### Task prompt
Return only how many lines in the data include the string "name".
#####
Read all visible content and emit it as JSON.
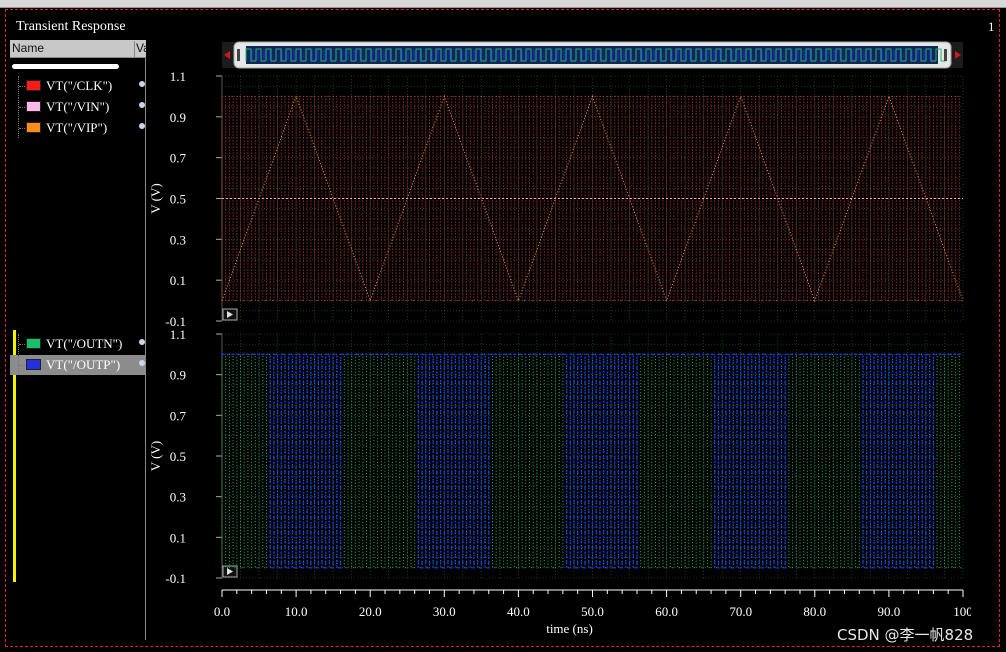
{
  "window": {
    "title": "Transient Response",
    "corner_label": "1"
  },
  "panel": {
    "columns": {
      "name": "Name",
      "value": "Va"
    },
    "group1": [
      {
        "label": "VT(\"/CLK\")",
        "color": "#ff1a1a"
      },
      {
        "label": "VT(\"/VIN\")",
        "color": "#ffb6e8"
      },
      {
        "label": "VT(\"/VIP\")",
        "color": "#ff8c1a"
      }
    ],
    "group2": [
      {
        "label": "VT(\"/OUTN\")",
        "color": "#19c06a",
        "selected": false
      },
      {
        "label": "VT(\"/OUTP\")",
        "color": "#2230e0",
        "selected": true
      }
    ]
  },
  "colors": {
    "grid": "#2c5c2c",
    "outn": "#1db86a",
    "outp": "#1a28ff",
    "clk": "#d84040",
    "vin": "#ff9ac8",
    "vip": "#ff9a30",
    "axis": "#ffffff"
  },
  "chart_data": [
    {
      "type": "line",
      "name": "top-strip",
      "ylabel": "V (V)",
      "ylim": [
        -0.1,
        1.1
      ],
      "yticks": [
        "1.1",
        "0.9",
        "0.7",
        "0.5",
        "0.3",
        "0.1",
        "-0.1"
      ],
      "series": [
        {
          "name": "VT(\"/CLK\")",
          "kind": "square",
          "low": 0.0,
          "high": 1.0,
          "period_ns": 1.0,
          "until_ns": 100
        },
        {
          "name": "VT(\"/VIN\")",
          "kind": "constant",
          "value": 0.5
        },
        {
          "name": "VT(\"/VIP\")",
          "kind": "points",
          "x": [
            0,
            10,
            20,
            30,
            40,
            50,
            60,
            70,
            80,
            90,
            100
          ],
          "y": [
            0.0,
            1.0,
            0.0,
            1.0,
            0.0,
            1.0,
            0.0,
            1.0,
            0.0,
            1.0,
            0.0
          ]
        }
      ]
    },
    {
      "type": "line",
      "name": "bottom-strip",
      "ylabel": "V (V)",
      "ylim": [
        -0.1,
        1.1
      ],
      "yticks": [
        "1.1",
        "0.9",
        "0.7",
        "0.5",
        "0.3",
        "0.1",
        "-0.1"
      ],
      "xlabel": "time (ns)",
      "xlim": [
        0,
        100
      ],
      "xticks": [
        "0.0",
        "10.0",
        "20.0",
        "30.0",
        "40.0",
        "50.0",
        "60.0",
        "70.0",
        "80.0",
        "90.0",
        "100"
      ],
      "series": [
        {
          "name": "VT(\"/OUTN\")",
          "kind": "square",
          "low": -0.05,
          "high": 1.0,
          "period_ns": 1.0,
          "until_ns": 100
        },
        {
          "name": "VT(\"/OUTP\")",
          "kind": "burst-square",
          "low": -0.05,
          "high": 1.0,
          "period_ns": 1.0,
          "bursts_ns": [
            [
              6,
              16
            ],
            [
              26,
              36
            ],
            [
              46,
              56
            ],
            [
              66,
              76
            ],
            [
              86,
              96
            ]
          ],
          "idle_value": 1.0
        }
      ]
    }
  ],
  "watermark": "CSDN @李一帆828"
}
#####
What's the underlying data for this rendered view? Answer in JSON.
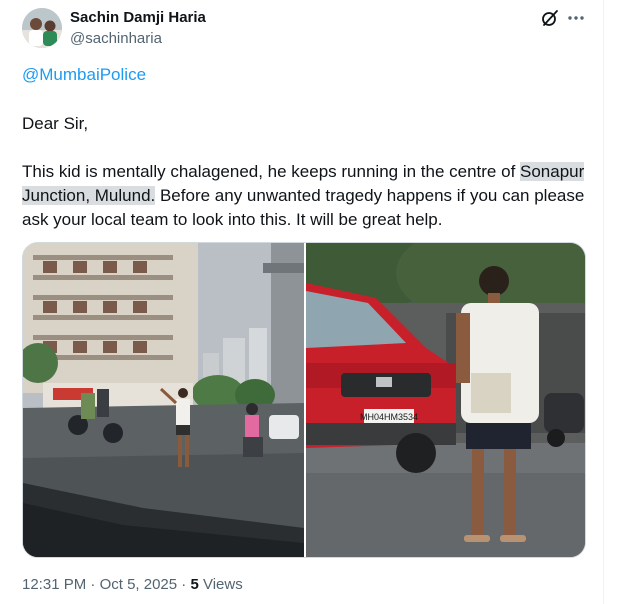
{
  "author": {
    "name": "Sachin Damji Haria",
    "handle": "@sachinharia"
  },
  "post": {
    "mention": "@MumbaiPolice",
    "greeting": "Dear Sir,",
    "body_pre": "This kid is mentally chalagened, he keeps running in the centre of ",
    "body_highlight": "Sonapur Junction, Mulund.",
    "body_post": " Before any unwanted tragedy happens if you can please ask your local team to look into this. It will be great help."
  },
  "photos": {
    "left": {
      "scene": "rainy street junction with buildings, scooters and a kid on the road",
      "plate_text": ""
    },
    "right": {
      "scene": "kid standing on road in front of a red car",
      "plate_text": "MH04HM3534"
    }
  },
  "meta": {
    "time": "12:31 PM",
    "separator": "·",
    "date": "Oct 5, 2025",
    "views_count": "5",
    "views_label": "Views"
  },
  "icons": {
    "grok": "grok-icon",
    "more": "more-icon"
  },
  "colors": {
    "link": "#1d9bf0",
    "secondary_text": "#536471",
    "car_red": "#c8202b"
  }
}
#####
### Problem solution
9